a stopping point on the ancient desert camel caravan route. Famously, Zagora claims, as indicated by a sign posted in the town, it is 52 days (by camel) from Timbuktu, Mali.
The Mountains, Valleys & Gorges
Anti Atlas Mountains:
The Anti-Atlas Mountains lay in southern Morocco. The range extends in a north-easterly direction from the Atlantic coast south of Tiznit towards Ouarzazate and are bounded on their eastern side by the Draa River. The higher mountain peaks are around 2,500 to 2,700 meters.
High Atlas Mountains:
The High Atlas Mountain range is situated in central Morocco. The mountain range begins on the Atlantic coast near Agadir, extends in a north-easterly direction between Marrakech and Ouarzazate, continuing past Midelt toward Algeria. The highest of the mountain peaks exceed 4000 meters. The road from Marrakech to Ouarzazate and the Sahara Desert travels through the Tizi n’Tichka pass at 2260 meters.
Middle Atlas Mountians:
The Middle Atlas Mountains lay in the north of Morocco. Morocco’s Middle Atlas Mountainslay in a north-easterly direction from near Beni Mellal, passing to the east of Meknes and Fes, towards Guercif. The Middle Atlas Mountains have extensive cedar forests, home to the Barbary macaque. The cedar forests are said to be the largest southern Mediterranean forest and a remnant of a forest ecosystem that once extended through all Northern Africa, Spain, Turkey and Lebanon. (Ciani and Castillo, University of Padova, Italy).

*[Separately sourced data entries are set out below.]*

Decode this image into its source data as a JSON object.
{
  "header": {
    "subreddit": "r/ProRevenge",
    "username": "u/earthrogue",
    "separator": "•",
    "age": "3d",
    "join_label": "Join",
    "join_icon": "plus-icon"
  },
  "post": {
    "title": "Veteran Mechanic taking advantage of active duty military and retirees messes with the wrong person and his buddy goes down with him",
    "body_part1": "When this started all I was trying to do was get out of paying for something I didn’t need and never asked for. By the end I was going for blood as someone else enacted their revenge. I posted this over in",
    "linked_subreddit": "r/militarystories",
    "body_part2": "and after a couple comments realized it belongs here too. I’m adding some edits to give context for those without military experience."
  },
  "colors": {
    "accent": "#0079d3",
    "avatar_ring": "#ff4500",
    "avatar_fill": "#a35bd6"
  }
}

The landscape of the Dades Gorge is unique and hauntingly beauty. Incredible and surreal red rock formations line either side of the steep Gorge which is divided by the Dades River.

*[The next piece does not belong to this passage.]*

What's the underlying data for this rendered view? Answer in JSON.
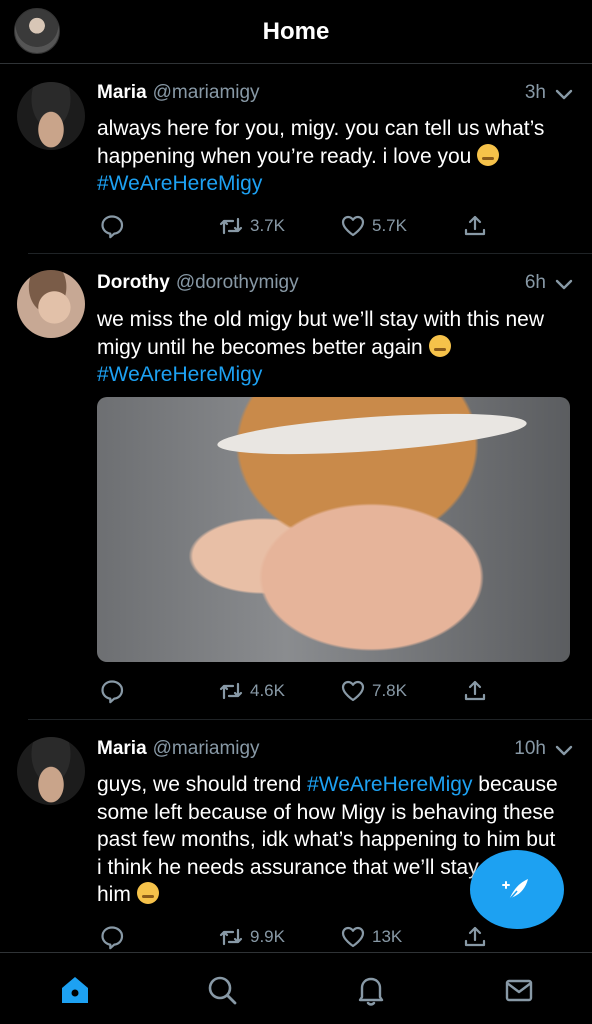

The Gorge is near the town of Boumalne Dades in central south Morocco. The road to Dades Gorge from Boumalne Dades passes by Berber ksars (fortified villages), almond and fig groves, enters the base of the Gorge and then snakes up the steep mountain side through a series of tight S-bends. You will be rewarded with stunning views of the Gorge from the viewing area along the top of the Gorge as well as from the road on the way up.
The D’raa Valley carved by the ancient Draa River, the longest river in Morocco, is renowned for its many Kasbahs, oases and the dates, figs and henna that grow there. The beautiful date palm groves of the Draa Valley are like a green sea in the middle of the desert. During August and September, the thousands of date palms are laden with dates and the air heavy with the fragrant scent of henna flowers.

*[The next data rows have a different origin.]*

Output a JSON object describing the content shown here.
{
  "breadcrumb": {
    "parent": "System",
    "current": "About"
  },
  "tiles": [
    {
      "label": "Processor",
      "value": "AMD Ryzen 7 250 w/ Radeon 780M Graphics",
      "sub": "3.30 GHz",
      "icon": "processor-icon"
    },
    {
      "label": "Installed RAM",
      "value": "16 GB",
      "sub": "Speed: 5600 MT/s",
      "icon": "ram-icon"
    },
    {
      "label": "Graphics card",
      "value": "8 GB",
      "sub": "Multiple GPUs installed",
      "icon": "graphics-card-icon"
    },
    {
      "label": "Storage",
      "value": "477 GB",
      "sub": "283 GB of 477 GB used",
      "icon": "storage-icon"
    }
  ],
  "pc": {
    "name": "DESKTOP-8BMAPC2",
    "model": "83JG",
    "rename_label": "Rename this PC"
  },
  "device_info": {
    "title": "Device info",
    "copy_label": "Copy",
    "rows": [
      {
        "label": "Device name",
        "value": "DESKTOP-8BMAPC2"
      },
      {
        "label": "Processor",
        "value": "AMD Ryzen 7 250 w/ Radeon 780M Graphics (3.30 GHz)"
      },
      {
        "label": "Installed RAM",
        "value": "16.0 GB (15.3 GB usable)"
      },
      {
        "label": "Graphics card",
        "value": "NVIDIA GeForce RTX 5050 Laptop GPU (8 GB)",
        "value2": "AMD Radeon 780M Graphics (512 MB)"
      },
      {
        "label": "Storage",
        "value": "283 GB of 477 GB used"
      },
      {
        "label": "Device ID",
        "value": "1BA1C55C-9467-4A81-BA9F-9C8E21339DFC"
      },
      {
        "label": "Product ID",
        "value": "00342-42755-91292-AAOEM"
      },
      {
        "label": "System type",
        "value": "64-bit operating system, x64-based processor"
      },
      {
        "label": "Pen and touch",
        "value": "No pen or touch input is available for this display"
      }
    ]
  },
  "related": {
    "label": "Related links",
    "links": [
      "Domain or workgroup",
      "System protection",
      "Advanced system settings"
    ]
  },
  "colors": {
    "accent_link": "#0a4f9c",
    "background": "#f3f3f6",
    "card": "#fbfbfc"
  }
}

Rif Mountains (Riff)
The Rif Mountain range is Morocco’s northerly most mountain range. The rugged mountain range is roughly bounded by the Middle Atlas and Moulouya River in the east, Morocco’s Mediterranean Coast line in the north, Tangier in the west and Fes in the south.
Todra Gorge is carved out of the mountains of the High Atlas. The reddish orange stone face of the 300m high cliffs of the Gorge seems to glow in the early morning and late evening sunlight. At its narrowest point the Gorge is only 10 meters wide. The road from Tineghir
(Tingerhir) follows the clear Todra River waters which cut through the Gorge. The paved road extends a few hundred meters into the Gorge. It is possible to continue beyond the paved road by four-wheel drive or on foot.
Located on the Fes – Errachidia road, the Ziz Valley runs south from the town of Rich through Erfoud to the desert village of Merzouga on the fringe of the Sahara Desert sand dunes. The Valley with its extensive palm groves and oases was once a route for the desert caravans travelling to the north and the Mediterranean.